Scan the entries below and return each line that contains "progress".

Interface dataset entries:
┏━━
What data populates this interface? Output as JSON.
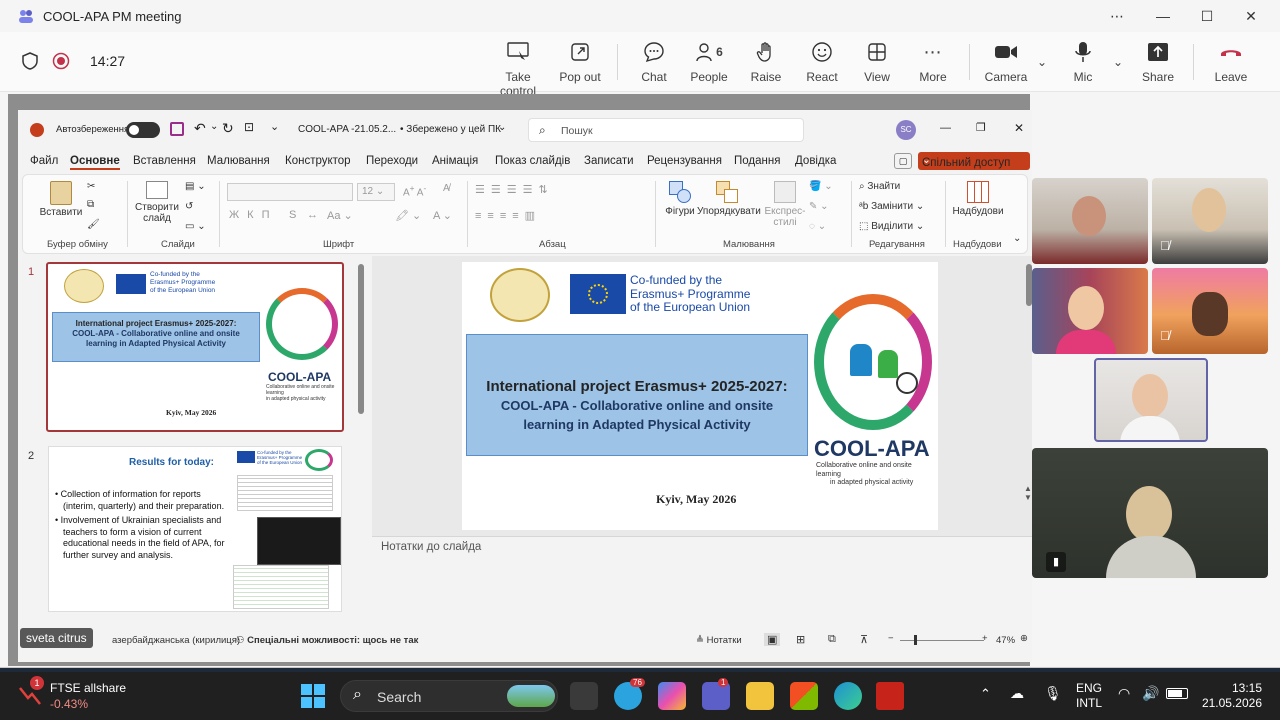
{
  "window": {
    "title": "COOL-APA PM meeting"
  },
  "toolbar": {
    "timer": "14:27",
    "buttons": {
      "take_control": "Take control",
      "pop_out": "Pop out",
      "chat": "Chat",
      "people": "People",
      "people_count": "6",
      "raise": "Raise",
      "react": "React",
      "view": "View",
      "more": "More",
      "camera": "Camera",
      "mic": "Mic",
      "share": "Share",
      "leave": "Leave"
    }
  },
  "ppt": {
    "autosave_label": "Автозбереження",
    "file_name": "COOL-APA -21.05.2...",
    "saved_status": "• Збережено у цей ПК",
    "search_placeholder": "Пошук",
    "user_initials": "SC",
    "menu": [
      "Файл",
      "Основне",
      "Вставлення",
      "Малювання",
      "Конструктор",
      "Переходи",
      "Анімація",
      "Показ слайдів",
      "Записати",
      "Рецензування",
      "Подання",
      "Довідка"
    ],
    "share_button": "Спільний доступ",
    "ribbon": {
      "paste": "Вставити",
      "clipboard_group": "Буфер обміну",
      "new_slide": "Створити слайд",
      "slides_group": "Слайди",
      "font_size": "12",
      "font_group": "Шрифт",
      "paragraph_group": "Абзац",
      "shapes": "Фігури",
      "arrange": "Упорядкувати",
      "quick_styles": "Експрес-стилі",
      "drawing_group": "Малювання",
      "find": "Знайти",
      "replace": "Замінити",
      "select": "Виділити",
      "editing_group": "Редагування",
      "addins": "Надбудови",
      "addins_group": "Надбудови"
    },
    "slides": {
      "slide1_num": "1",
      "slide2_num": "2",
      "cofunded_line1": "Co-funded by the",
      "cofunded_line2": "Erasmus+ Programme",
      "cofunded_line3": "of the European Union",
      "title_line1": "International project Erasmus+ 2025-2027:",
      "title_line2": "COOL-APA - Collaborative online and onsite",
      "title_line3": "learning in Adapted Physical Activity",
      "logo_text": "COOL-APA",
      "logo_sub1": "Collaborative online and onsite learning",
      "logo_sub2": "in adapted physical activity",
      "place_date": "Kyiv, May 2026",
      "s2_heading": "Results for today:",
      "s2_bullet1": "Collection of information for reports (interim, quarterly) and their preparation.",
      "s2_bullet2": "Involvement of Ukrainian specialists and teachers to form a vision of current educational needs in the field of APA, for further survey and analysis."
    },
    "notes_placeholder": "Нотатки до слайда",
    "status": {
      "presenter_label": "sveta citrus",
      "language": "азербайджанська (кирилиця)",
      "accessibility": "Спеціальні можливості: щось не так",
      "notes_btn": "Нотатки",
      "zoom": "47%"
    }
  },
  "taskbar": {
    "stock_name": "FTSE allshare",
    "stock_change": "-0.43%",
    "stock_badge": "1",
    "search_label": "Search",
    "telegram_badge": "76",
    "teams_badge": "1",
    "lang_top": "ENG",
    "lang_bottom": "INTL",
    "time": "13:15",
    "date": "21.05.2026"
  },
  "colors": {
    "leave_red": "#c4314b",
    "ppt_accent": "#c43e1c",
    "slide_title_bg": "#9dc3e6",
    "eu_blue": "#1a4aa8"
  }
}
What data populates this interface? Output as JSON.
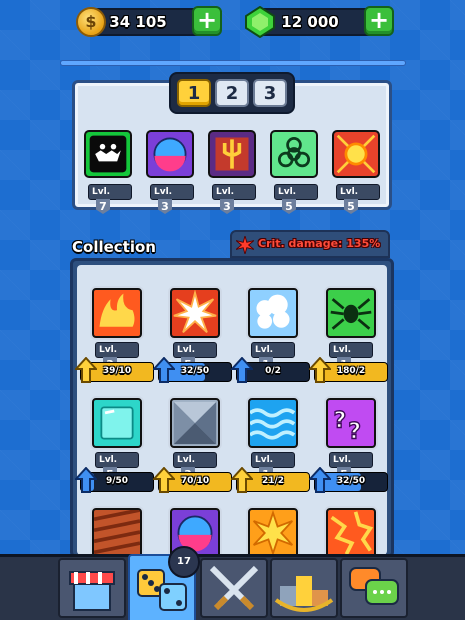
{
  "currency": {
    "coins": {
      "amount": "34 105",
      "icon": "coin-icon",
      "symbol": "$"
    },
    "gems": {
      "amount": "12 000",
      "icon": "gem-icon"
    },
    "add_label": "+"
  },
  "loadout": {
    "tabs": [
      "1",
      "2",
      "3"
    ],
    "active_tab": "1",
    "slots": [
      {
        "icon": "shadow-monster-icon",
        "lvl_label": "Lvl.",
        "level": "7"
      },
      {
        "icon": "potion-orb-icon",
        "lvl_label": "Lvl.",
        "level": "3"
      },
      {
        "icon": "trident-icon",
        "lvl_label": "Lvl.",
        "level": "3"
      },
      {
        "icon": "biohazard-icon",
        "lvl_label": "Lvl.",
        "level": "5"
      },
      {
        "icon": "light-burst-icon",
        "lvl_label": "Lvl.",
        "level": "5"
      }
    ]
  },
  "collection": {
    "title": "Collection",
    "crit_label": "Crit. damage: 135%",
    "cards": [
      {
        "icon": "fire-icon",
        "lvl_label": "Lvl.",
        "level": "3",
        "progress": "39/10",
        "upgrade": "gold"
      },
      {
        "icon": "explosion-icon",
        "lvl_label": "Lvl.",
        "level": "5",
        "progress": "32/50",
        "upgrade": "blue"
      },
      {
        "icon": "cloud-icon",
        "lvl_label": "Lvl.",
        "level": "1",
        "progress": "0/2",
        "upgrade": "blue"
      },
      {
        "icon": "spider-icon",
        "lvl_label": "Lvl.",
        "level": "1",
        "progress": "180/2",
        "upgrade": "gold"
      },
      {
        "icon": "ice-cube-icon",
        "lvl_label": "Lvl.",
        "level": "5",
        "progress": "9/50",
        "upgrade": "blue"
      },
      {
        "icon": "metal-spike-icon",
        "lvl_label": "Lvl.",
        "level": "3",
        "progress": "70/10",
        "upgrade": "gold"
      },
      {
        "icon": "water-wave-icon",
        "lvl_label": "Lvl.",
        "level": "1",
        "progress": "21/2",
        "upgrade": "gold"
      },
      {
        "icon": "mystery-icon",
        "lvl_label": "Lvl.",
        "level": "5",
        "progress": "32/50",
        "upgrade": "blue"
      },
      {
        "icon": "earth-icon"
      },
      {
        "icon": "potion-orb-icon"
      },
      {
        "icon": "sun-blast-icon"
      },
      {
        "icon": "lava-icon"
      }
    ]
  },
  "nav": {
    "items": [
      {
        "name": "shop",
        "icon": "shop-icon"
      },
      {
        "name": "dice",
        "icon": "dice-icon",
        "badge": "17"
      },
      {
        "name": "battle",
        "icon": "crossed-swords-icon"
      },
      {
        "name": "leaderboard",
        "icon": "podium-icon"
      },
      {
        "name": "chat",
        "icon": "chat-icon"
      }
    ]
  },
  "colors": {
    "accent": "#ffd13b",
    "gold": "#f2b820",
    "blue": "#3f8ff2",
    "bg": "#1d6ed1"
  }
}
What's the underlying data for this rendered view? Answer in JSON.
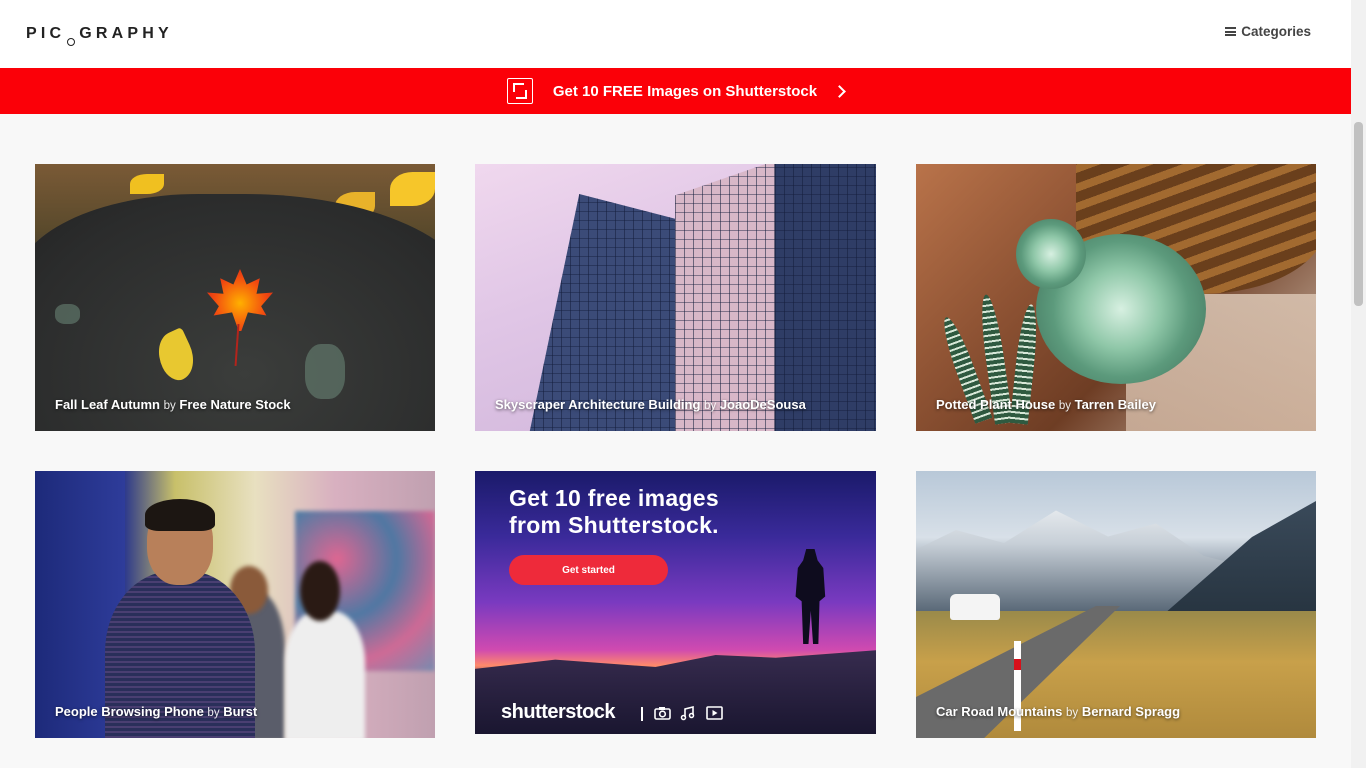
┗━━
TASK ANSWER:
        "progress": "39/10",
        "progress": "32/50",
        "progress": "0/2",
        "progress": "180/2",
        "progress": "9/50",
        "progress": "70/10",
        "progress": "21/2",
        "progress": "32/50",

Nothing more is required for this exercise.